When it comes to matching wine and salad, look no further than JONATHAN BRACEY-GIBBON. After an unfortunate experiment with a Thai salad and red wine, he's sticking with 'fresh, fruity whites'. For a 'peppery, chillied fusion salad', he recommends 2004 Layda Sauvignon Blanc (7.49; Oddbins), which displays 'honeyed, mint flavours on top of the usual fresh, gooseberry, grassy notes'. He also picks 2002 Trierer Deutschherrenberg Riesling (5.99; Majestic) and Denbies Chalk Ridge (5.49; Sainsbury's).

Read more...

The Daily Telegraph

Published:  23 July, 2008

Concluding his summer drinking round-up, JONATHAN RAY picks a host of wines suitable for the great British summer. For picnics, he suggests the 'light and frothy' 2004 Brown Brothers Moscato (5.99; Tesco); for barbecues, he opts for 2003 The Boulders Viognier (4.99; Co-op), which 'has no shortage of spicy, aromatic flavour'; while for weekday suppers he plumps for the 'charming, light and elegant' NV Prosecco (6.99; Marks & Spencer).

Read more...

Financial Times

Published:  23 July, 2008

With 'wedding month' and the peak of the British social season approaching, JANCIS ROBINSON MW urges British hosts to save themselves a fortune 'by taking the trouble to buy their Champagne in France'. Those seeking 'seriously interesting Champagne, as opposed to an effortless bargain', should go to the Champagne region itself and buy direct, she advises. 'The single best-value cuve I found on my travels last November was NV Cuve Pierre Moncuit-Delos Grand Cru. & This blend, based on the 2000 vintage and then just e15 a bottle, was the one I raved about in my recent survey of non-vintage Champagnes,' she says.
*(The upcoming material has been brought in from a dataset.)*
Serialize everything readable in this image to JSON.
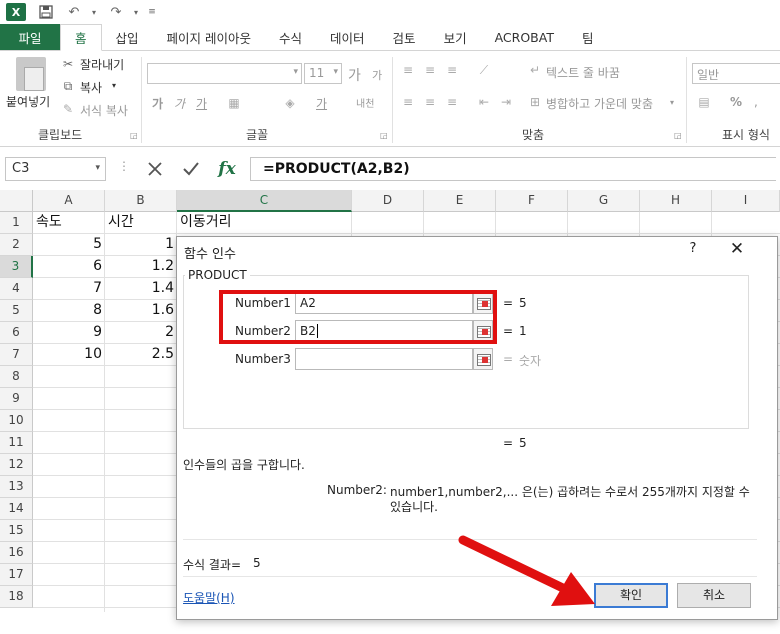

Robinson advises that those intending to visit Champagne should consult Philippe Boucheron's new travel book, Destination Champagne, which is 'full of practical details on where to stay, eat, buy Champagne and what to do once it is bought'.

Read more...